PROBLEM TO WORK ON
Give back every record word for word, but keep the pictures out.

(Data excerpts)
****
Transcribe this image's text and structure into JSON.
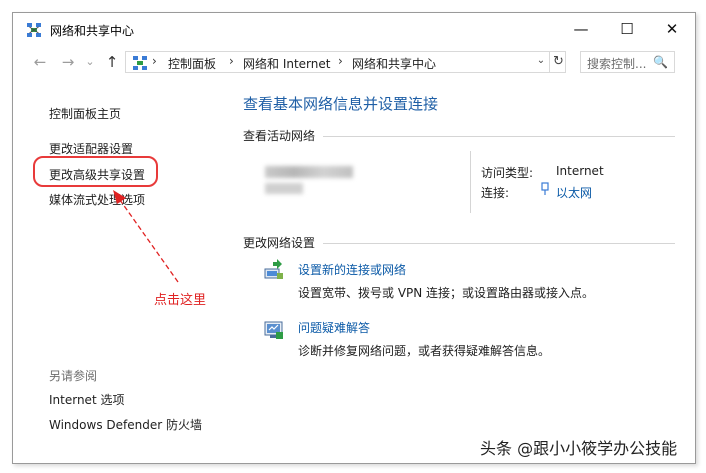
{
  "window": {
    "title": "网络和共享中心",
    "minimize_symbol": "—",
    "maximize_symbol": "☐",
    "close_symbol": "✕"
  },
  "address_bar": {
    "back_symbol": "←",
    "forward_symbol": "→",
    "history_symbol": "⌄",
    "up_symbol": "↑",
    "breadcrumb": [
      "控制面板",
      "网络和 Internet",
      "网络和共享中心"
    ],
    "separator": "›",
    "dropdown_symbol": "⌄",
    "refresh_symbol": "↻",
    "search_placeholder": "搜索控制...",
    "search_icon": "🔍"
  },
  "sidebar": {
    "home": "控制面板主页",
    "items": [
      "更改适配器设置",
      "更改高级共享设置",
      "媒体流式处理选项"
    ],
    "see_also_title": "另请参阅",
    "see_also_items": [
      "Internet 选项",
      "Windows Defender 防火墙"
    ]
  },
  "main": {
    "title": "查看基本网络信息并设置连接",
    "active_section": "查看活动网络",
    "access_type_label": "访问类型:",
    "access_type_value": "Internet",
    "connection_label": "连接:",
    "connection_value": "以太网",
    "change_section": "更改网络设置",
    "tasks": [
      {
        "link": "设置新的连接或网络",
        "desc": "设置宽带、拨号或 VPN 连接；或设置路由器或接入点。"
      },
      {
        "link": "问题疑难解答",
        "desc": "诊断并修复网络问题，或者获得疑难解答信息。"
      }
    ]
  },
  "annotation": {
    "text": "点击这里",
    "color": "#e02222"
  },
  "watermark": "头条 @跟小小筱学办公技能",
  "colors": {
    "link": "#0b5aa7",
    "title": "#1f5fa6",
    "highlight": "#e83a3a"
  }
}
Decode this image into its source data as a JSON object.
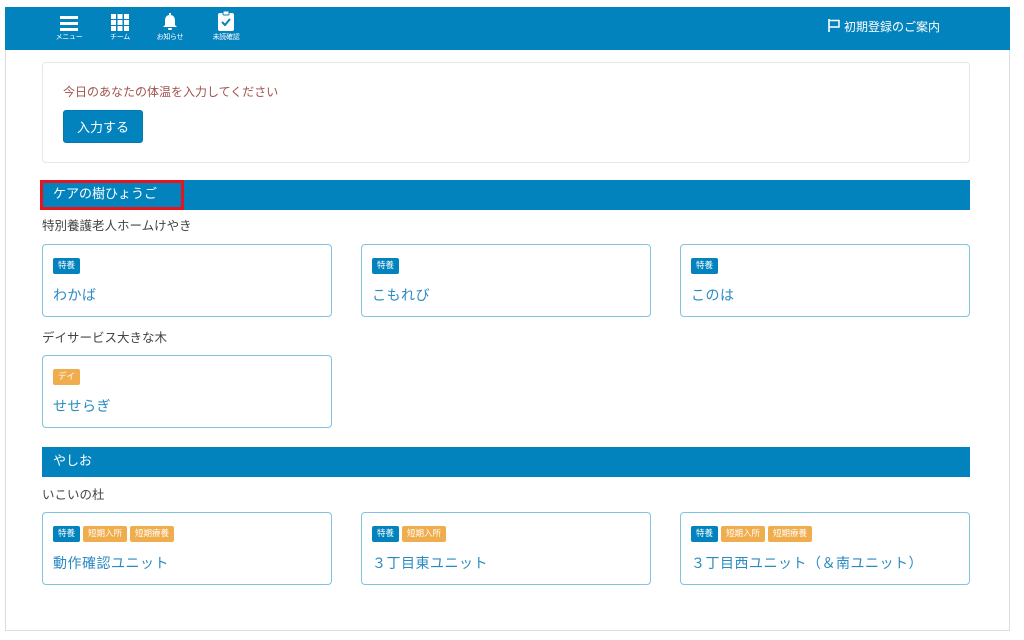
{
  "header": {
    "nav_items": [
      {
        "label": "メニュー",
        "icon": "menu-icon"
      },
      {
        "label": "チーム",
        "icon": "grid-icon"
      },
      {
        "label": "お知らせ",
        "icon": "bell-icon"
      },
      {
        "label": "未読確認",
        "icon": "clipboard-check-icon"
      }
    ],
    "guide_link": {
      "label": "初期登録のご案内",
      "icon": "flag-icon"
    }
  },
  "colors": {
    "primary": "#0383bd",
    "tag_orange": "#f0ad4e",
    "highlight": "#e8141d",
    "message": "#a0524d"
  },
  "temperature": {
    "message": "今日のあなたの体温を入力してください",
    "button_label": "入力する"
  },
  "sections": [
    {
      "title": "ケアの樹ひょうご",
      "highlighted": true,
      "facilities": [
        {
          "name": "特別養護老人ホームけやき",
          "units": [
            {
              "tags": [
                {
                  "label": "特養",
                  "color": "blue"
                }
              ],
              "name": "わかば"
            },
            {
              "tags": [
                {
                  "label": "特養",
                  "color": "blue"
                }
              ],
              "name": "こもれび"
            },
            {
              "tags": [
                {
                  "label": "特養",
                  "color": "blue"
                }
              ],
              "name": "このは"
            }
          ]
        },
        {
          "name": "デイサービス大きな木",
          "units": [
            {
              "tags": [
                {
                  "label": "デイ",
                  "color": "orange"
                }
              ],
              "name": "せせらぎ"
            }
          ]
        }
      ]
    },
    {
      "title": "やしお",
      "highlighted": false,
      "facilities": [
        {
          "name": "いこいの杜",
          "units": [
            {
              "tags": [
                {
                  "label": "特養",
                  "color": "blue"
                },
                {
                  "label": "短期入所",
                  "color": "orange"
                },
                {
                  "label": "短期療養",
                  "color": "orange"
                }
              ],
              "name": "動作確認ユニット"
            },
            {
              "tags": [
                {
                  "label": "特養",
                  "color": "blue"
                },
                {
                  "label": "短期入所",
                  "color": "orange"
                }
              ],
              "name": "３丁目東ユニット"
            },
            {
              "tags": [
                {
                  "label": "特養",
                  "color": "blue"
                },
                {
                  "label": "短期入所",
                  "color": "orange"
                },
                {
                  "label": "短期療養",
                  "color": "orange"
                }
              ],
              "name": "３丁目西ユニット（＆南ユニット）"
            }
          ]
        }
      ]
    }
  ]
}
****
SOLUTION
Transcribe this image's text and structure into JSON.
{
  "window": {
    "title": "网络和共享中心",
    "minimize_symbol": "—",
    "maximize_symbol": "☐",
    "close_symbol": "✕"
  },
  "address_bar": {
    "back_symbol": "←",
    "forward_symbol": "→",
    "history_symbol": "⌄",
    "up_symbol": "↑",
    "breadcrumb": [
      "控制面板",
      "网络和 Internet",
      "网络和共享中心"
    ],
    "separator": "›",
    "dropdown_symbol": "⌄",
    "refresh_symbol": "↻",
    "search_placeholder": "搜索控制...",
    "search_icon": "🔍"
  },
  "sidebar": {
    "home": "控制面板主页",
    "items": [
      "更改适配器设置",
      "更改高级共享设置",
      "媒体流式处理选项"
    ],
    "see_also_title": "另请参阅",
    "see_also_items": [
      "Internet 选项",
      "Windows Defender 防火墙"
    ]
  },
  "main": {
    "title": "查看基本网络信息并设置连接",
    "active_section": "查看活动网络",
    "access_type_label": "访问类型:",
    "access_type_value": "Internet",
    "connection_label": "连接:",
    "connection_value": "以太网",
    "change_section": "更改网络设置",
    "tasks": [
      {
        "link": "设置新的连接或网络",
        "desc": "设置宽带、拨号或 VPN 连接；或设置路由器或接入点。"
      },
      {
        "link": "问题疑难解答",
        "desc": "诊断并修复网络问题，或者获得疑难解答信息。"
      }
    ]
  },
  "annotation": {
    "text": "点击这里",
    "color": "#e02222"
  },
  "watermark": "头条 @跟小小筱学办公技能",
  "colors": {
    "link": "#0b5aa7",
    "title": "#1f5fa6",
    "highlight": "#e83a3a"
  }
}
Decode this image into its source data as a JSON object.
{
  "header": {
    "nav_items": [
      {
        "label": "メニュー",
        "icon": "menu-icon"
      },
      {
        "label": "チーム",
        "icon": "grid-icon"
      },
      {
        "label": "お知らせ",
        "icon": "bell-icon"
      },
      {
        "label": "未読確認",
        "icon": "clipboard-check-icon"
      }
    ],
    "guide_link": {
      "label": "初期登録のご案内",
      "icon": "flag-icon"
    }
  },
  "colors": {
    "primary": "#0383bd",
    "tag_orange": "#f0ad4e",
    "highlight": "#e8141d",
    "message": "#a0524d"
  },
  "temperature": {
    "message": "今日のあなたの体温を入力してください",
    "button_label": "入力する"
  },
  "sections": [
    {
      "title": "ケアの樹ひょうご",
      "highlighted": true,
      "facilities": [
        {
          "name": "特別養護老人ホームけやき",
          "units": [
            {
              "tags": [
                {
                  "label": "特養",
                  "color": "blue"
                }
              ],
              "name": "わかば"
            },
            {
              "tags": [
                {
                  "label": "特養",
                  "color": "blue"
                }
              ],
              "name": "こもれび"
            },
            {
              "tags": [
                {
                  "label": "特養",
                  "color": "blue"
                }
              ],
              "name": "このは"
            }
          ]
        },
        {
          "name": "デイサービス大きな木",
          "units": [
            {
              "tags": [
                {
                  "label": "デイ",
                  "color": "orange"
                }
              ],
              "name": "せせらぎ"
            }
          ]
        }
      ]
    },
    {
      "title": "やしお",
      "highlighted": false,
      "facilities": [
        {
          "name": "いこいの杜",
          "units": [
            {
              "tags": [
                {
                  "label": "特養",
                  "color": "blue"
                },
                {
                  "label": "短期入所",
                  "color": "orange"
                },
                {
                  "label": "短期療養",
                  "color": "orange"
                }
              ],
              "name": "動作確認ユニット"
            },
            {
              "tags": [
                {
                  "label": "特養",
                  "color": "blue"
                },
                {
                  "label": "短期入所",
                  "color": "orange"
                }
              ],
              "name": "３丁目東ユニット"
            },
            {
              "tags": [
                {
                  "label": "特養",
                  "color": "blue"
                },
                {
                  "label": "短期入所",
                  "color": "orange"
                },
                {
                  "label": "短期療養",
                  "color": "orange"
                }
              ],
              "name": "３丁目西ユニット（＆南ユニット）"
            }
          ]
        }
      ]
    }
  ]
}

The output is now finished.